This wouldn’t be a problem if these ebooks didn’t have DRM. I would be able to simply download them to my Mac, then send them to the Kindle account of the main account. But Amazon offers no solution to this issue; a problem that they created back in 2009. (I could switch my “main” account to the second account, but that would introduce a host of problems, because that account is used for Amazon affiliate links, Audible, as well as being linked to accounts in the US and France.)

Lots of publishers sell ebooks without DRM; Take Control Books, who has published my books, doesn’t use DRM at all. I’m sure there’s some piracy, but this is outweighed by providing a smooth customer experience to the people who buy our books.

If music has managed to shed DRM, why have ebooks resisted? Part of what caused Jobs to issue his statement was a European Commission investigation into interoperability of digital files; why have there been no similar investigation regarding ebooks?
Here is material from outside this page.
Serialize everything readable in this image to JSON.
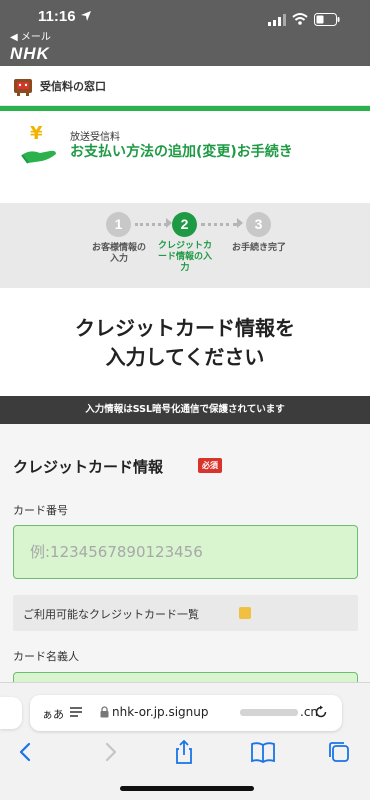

It’s annoying, and frustrating. You get locked into a platform, and can’t change. With 350 books purchased, I’m not going to switch to Apple’s iBooks, Nook, or any other service. I’m hostage to Amazon’s DRM for what, granted, is not a simple problem – my having two accounts – but one that the company should be able to fix.

Yale Law Journal – Amazon’s Antitrust Paradox

Amazon is the titan of twenty-first century commerce. In addition to being a retailer, it is now a marketing platform, a delivery and logistics network, a payment service, a credit lender, an auction house, a major book publisher, a producer of television and films, a fashion designer, a hardware manufacturer, and a leading host of cloud server space. Although Amazon has clocked staggering growth, it generates meager profits, choosing to price below-cost and expand widely instead. Through this strategy, the company has positioned itself at the center of e-commerce and now serves as essential infrastructure for a host of other businesses that depend upon it. Elements of the firm’s structure and conduct pose anticompetitive concerns — yet it has escaped antitrust scrutiny.

A law journal article about Amazon and possible antitrust considerations.

By some estimates, Amazon now captures 46% of online shopping, with its share growing faster than the sector as a whole.

That’s impressive. Think of how many small businesses were killed in the US because they were allowed to sell without charging sales tax, effectively getting a discount over local businesses.

And Amazon as expanding, laying he groundwork for a potential delivery network.

I’m a big Amazon user, because living in a semi-rural area, it’s costly and time-consuming to buy things I need. But its frightening to see how big the company has gotten.

Source: Yale Law Journal – Amazon’s Antitrust Paradox